About this task. Please copy all of the data that follows exactly, leaving any pictures out.

Material supplied.
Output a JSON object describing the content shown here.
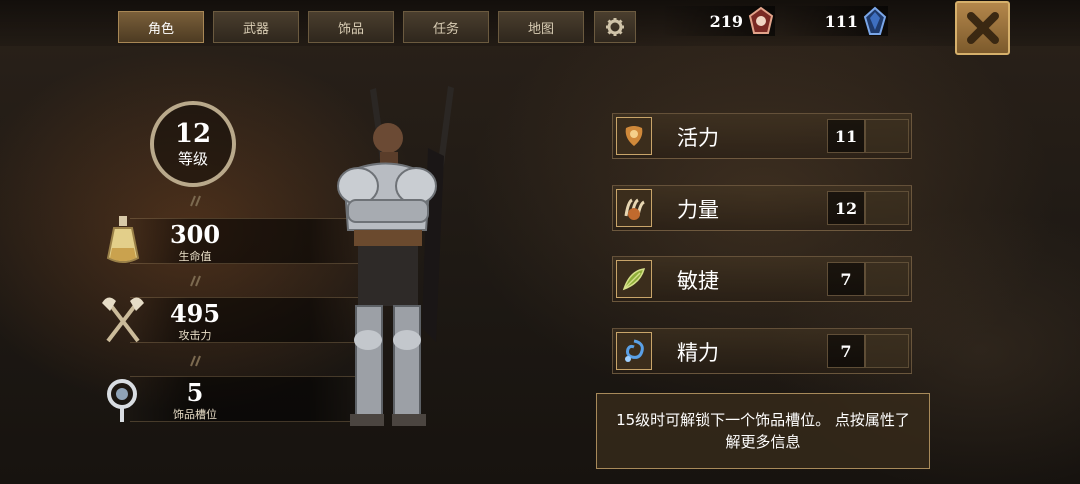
{
  "tabs": [
    {
      "label": "角色",
      "active": true
    },
    {
      "label": "武器",
      "active": false
    },
    {
      "label": "饰品",
      "active": false
    },
    {
      "label": "任务",
      "active": false
    },
    {
      "label": "地图",
      "active": false
    }
  ],
  "currencies": [
    {
      "value": "219",
      "icon": "red-gem-icon",
      "color": "#d4524a"
    },
    {
      "value": "111",
      "icon": "blue-crystal-icon",
      "color": "#4a7fd4"
    }
  ],
  "level": {
    "value": "12",
    "label": "等级"
  },
  "stats": [
    {
      "value": "300",
      "label": "生命值",
      "icon": "health-potion-icon"
    },
    {
      "value": "495",
      "label": "攻击力",
      "icon": "crossed-axes-icon"
    },
    {
      "value": "5",
      "label": "饰品槽位",
      "icon": "trinket-slot-icon"
    }
  ],
  "attributes": [
    {
      "name": "活力",
      "value": "11",
      "icon": "vitality-icon"
    },
    {
      "name": "力量",
      "value": "12",
      "icon": "strength-claw-icon"
    },
    {
      "name": "敏捷",
      "value": "7",
      "icon": "agility-feather-icon"
    },
    {
      "name": "精力",
      "value": "7",
      "icon": "energy-spiral-icon"
    }
  ],
  "info_text": "15级时可解锁下一个饰品槽位。 点按属性了解更多信息"
}
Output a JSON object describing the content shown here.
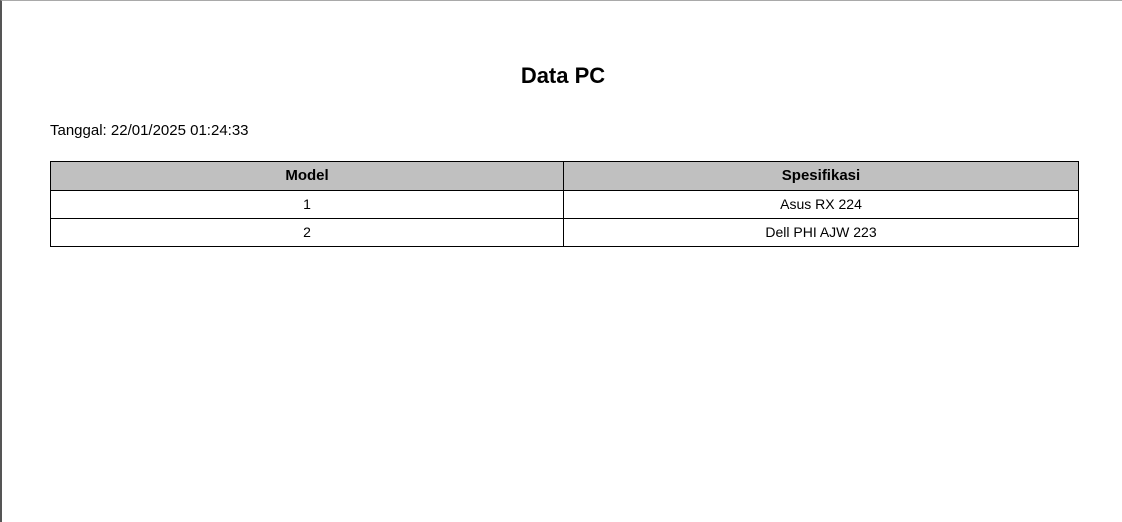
{
  "document": {
    "title": "Data PC",
    "date_label": "Tanggal: 22/01/2025 01:24:33"
  },
  "table": {
    "headers": [
      "Model",
      "Spesifikasi"
    ],
    "rows": [
      [
        "1",
        "Asus RX 224"
      ],
      [
        "2",
        "Dell PHI AJW 223"
      ]
    ],
    "header_bg": "#c0c0c0",
    "border_color": "#000000"
  }
}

Output below.
Output a JSON object describing the content shown here.
{
  "tabs": [
    {
      "label": "角色",
      "active": true
    },
    {
      "label": "武器",
      "active": false
    },
    {
      "label": "饰品",
      "active": false
    },
    {
      "label": "任务",
      "active": false
    },
    {
      "label": "地图",
      "active": false
    }
  ],
  "currencies": [
    {
      "value": "219",
      "icon": "red-gem-icon",
      "color": "#d4524a"
    },
    {
      "value": "111",
      "icon": "blue-crystal-icon",
      "color": "#4a7fd4"
    }
  ],
  "level": {
    "value": "12",
    "label": "等级"
  },
  "stats": [
    {
      "value": "300",
      "label": "生命值",
      "icon": "health-potion-icon"
    },
    {
      "value": "495",
      "label": "攻击力",
      "icon": "crossed-axes-icon"
    },
    {
      "value": "5",
      "label": "饰品槽位",
      "icon": "trinket-slot-icon"
    }
  ],
  "attributes": [
    {
      "name": "活力",
      "value": "11",
      "icon": "vitality-icon"
    },
    {
      "name": "力量",
      "value": "12",
      "icon": "strength-claw-icon"
    },
    {
      "name": "敏捷",
      "value": "7",
      "icon": "agility-feather-icon"
    },
    {
      "name": "精力",
      "value": "7",
      "icon": "energy-spiral-icon"
    }
  ],
  "info_text": "15级时可解锁下一个饰品槽位。 点按属性了解更多信息"
}
Output a JSON object describing the content shown here.
{
  "document": {
    "title": "Data PC",
    "date_label": "Tanggal: 22/01/2025 01:24:33"
  },
  "table": {
    "headers": [
      "Model",
      "Spesifikasi"
    ],
    "rows": [
      [
        "1",
        "Asus RX 224"
      ],
      [
        "2",
        "Dell PHI AJW 223"
      ]
    ],
    "header_bg": "#c0c0c0",
    "border_color": "#000000"
  }
}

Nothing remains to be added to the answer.